This review is of the Kindle edition. Just over 20% of the Kindle edition is devoted to reference material, etc., including acknowledgments, notes (hyperlinked both ways, and taking up 12% of the Kindle edition itself), index (hyperlinked), short bios of the authors, illustrations, maps and charts, and an ‘also by.’
funike
General Trainor and Mr Gordon form a rather succesful team of military history writers. For those of the readers who are not acquainted with its previous work, this is their third title, the other two being "The Generals'war" about "Desert Storm" (aka "Saddam Hussein against the world") and "Cobra II" which covers the 2003 Irak War.In every case, they offer a documented, critical and thoroughly entertaining view of each of the military operations portrayed. Despite the current literary trend of writing "trilogies", it seems it was not the intention of the authors of acting in such a way, however the end result is just a magisterial trilogy which covers the years 1990 to 2012 in this troubled spot of the world. This installment keeps the superb level attained in the other books, despite the fact of dealing with a longer span of time and a far more complex situation than any of the other titles did. In order to give an overview of Irak between 2003-2012, the writers have resorted to build the book with a lineal but straightforward structure, with three periods: 2003-2006,2006-2008 and 2008-2012.The narrative flows seamlessly, making difficult to put down the book, and as usual they weave vignettes within a larger frame of things, and putting the miriad of characters into its context. Being a military history buff, in my humble opinion, Trainor and Gordon's efforts belong to the best american tradition, and as such comparable to the best of the "Green books" series, making a stark contrast to the botched continuation of the official US Army history of the operation. If "Generals' War" can easily compare to "Certain Victory", with both titles complementing each other, "Cobra II" is head over shoulders respect "On Point", whereas its continuation -covering just 2003-2006-and titled (not surprisingly) "On point II" is just a waste of money and a complete disappointment,a symbol of Mr Rumsfeld regrettable tenure as Secretary of Defense: it lacks originality, structure and is conspicuosly absent of any critical intention. Qualities which "The Endgame" has in abundance.
Conjuril
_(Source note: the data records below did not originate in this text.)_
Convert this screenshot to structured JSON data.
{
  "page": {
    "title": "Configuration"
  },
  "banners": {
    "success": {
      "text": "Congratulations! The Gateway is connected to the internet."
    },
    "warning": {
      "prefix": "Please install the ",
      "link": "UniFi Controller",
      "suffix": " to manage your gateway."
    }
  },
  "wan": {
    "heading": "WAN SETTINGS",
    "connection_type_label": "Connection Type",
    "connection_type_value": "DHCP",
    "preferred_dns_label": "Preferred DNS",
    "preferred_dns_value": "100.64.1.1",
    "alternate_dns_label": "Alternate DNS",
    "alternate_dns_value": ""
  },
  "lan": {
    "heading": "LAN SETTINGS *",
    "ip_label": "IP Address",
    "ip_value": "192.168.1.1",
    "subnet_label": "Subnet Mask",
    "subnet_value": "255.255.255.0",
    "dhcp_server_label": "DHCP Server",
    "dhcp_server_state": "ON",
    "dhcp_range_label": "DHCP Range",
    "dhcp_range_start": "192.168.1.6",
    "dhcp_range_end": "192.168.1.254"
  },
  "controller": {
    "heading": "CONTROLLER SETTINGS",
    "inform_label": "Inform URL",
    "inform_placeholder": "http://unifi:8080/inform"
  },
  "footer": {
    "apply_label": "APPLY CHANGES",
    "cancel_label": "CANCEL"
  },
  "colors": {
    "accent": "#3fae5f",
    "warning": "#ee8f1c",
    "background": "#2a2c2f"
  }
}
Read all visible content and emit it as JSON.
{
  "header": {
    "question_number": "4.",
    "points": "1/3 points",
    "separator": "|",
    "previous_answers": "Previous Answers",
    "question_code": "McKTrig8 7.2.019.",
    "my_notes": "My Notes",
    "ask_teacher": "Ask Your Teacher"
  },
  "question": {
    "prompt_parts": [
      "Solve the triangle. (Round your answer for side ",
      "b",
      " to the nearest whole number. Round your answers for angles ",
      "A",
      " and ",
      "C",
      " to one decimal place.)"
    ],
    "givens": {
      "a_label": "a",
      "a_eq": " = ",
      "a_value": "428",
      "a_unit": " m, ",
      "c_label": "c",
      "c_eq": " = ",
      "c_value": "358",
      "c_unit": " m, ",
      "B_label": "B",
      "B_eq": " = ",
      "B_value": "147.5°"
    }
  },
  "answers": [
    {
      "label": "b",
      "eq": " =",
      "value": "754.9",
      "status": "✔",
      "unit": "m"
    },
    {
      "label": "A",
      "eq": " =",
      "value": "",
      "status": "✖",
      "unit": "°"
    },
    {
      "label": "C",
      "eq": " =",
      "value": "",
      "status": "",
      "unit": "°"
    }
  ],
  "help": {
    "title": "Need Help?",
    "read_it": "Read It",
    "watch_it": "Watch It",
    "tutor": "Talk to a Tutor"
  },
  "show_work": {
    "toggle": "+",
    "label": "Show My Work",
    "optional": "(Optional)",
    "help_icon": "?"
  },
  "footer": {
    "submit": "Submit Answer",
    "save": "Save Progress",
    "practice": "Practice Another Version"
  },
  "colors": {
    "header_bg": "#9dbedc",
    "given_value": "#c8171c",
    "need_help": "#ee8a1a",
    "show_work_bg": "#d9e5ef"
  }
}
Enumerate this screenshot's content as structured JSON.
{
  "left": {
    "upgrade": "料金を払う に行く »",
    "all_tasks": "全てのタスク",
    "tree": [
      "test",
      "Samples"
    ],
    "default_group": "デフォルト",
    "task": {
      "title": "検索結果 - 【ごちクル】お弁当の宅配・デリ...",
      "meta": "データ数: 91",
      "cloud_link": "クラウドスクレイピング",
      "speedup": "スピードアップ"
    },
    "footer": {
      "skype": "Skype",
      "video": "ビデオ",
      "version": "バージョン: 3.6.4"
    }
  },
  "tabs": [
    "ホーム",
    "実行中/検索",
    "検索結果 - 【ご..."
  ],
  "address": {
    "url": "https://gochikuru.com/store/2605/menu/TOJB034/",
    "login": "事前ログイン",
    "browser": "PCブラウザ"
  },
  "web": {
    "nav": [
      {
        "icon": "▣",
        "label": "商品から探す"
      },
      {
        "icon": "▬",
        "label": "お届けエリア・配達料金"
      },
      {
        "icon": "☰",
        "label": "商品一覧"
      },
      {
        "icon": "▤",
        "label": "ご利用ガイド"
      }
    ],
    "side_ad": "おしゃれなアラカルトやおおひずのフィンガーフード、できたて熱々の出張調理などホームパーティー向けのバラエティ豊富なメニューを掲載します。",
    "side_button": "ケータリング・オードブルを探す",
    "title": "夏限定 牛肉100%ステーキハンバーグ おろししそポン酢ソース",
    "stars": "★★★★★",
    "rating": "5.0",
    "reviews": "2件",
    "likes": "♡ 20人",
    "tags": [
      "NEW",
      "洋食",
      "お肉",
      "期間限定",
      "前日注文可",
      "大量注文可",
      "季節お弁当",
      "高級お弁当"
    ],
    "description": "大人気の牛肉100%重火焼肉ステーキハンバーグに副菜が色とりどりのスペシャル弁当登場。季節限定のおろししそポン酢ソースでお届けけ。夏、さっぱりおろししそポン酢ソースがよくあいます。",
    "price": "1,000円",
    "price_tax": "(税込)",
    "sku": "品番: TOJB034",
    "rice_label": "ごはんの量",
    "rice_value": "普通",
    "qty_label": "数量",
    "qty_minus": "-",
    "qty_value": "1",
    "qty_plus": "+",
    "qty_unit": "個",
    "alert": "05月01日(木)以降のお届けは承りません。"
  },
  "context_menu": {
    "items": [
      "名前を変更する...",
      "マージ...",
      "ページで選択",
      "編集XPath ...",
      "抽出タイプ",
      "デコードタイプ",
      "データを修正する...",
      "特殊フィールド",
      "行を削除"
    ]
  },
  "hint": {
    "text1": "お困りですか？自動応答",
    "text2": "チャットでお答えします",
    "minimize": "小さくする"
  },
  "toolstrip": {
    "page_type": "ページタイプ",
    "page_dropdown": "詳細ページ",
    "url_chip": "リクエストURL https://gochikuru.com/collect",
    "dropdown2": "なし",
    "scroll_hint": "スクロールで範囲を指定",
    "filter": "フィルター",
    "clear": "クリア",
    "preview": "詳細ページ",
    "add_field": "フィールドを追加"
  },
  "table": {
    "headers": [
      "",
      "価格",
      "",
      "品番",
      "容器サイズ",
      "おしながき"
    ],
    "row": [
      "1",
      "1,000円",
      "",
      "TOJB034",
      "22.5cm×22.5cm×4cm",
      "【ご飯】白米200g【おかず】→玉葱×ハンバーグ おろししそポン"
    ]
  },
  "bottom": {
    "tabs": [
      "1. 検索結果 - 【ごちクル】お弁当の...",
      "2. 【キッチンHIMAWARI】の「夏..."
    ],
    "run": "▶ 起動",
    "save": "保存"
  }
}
My personal recollection of post-invasion Iraq consisted of an impressionistic patchwork of news reports on bombings, IED and suicide attacks, political debates, and opinion pieces. I didn't feel that I had a very coherent understanding of how we really got from point A to B in Iraq. I think most military history enthusiasts understand that there is some period of time required for the dust to sufficiently settle from historic events to allow the conscientious historian to assemble the facts (and opinions) behind something as chaotic as war and present a more pragmatic version of events. This book provided exactly what I look for in a historical record, with an incredible amount of behind-the-scenes information from interviews of the key players and declassified (and classified?) documentation, enabling me to form that coherent vision. I noticed some reviews criticize the book because they disagree with the authors' opinions expressed throughout the book. Personally, I don't care if the authors express their opinion as it is done here, in a non-heavy handed way and without disrupting the narrative. The key to this book is that the reporting of the history gives you sufficient, factual information to enable the reader to feel confident in forming his own opinion of events and actions, and contrast it to the authors. If you can't accept a book where the author's opinion differs from your own, just go to a book store and read the Epilogue which summarizes the authors' thoughts on the management of post-invasion Iraq and you might save a few bucks.
The Endgame: The Inside Story of the Struggle for Iraq, from George W. Bush to Barack Obama download epub
Politics & Government
Author: Michael R. Gordon
ISBN: 0307377229
Category: Politics & Social Sciences
Subcategory: Politics & Government
Language: English
Publisher: Pantheon (September 25, 2012)
Pages: 800 pages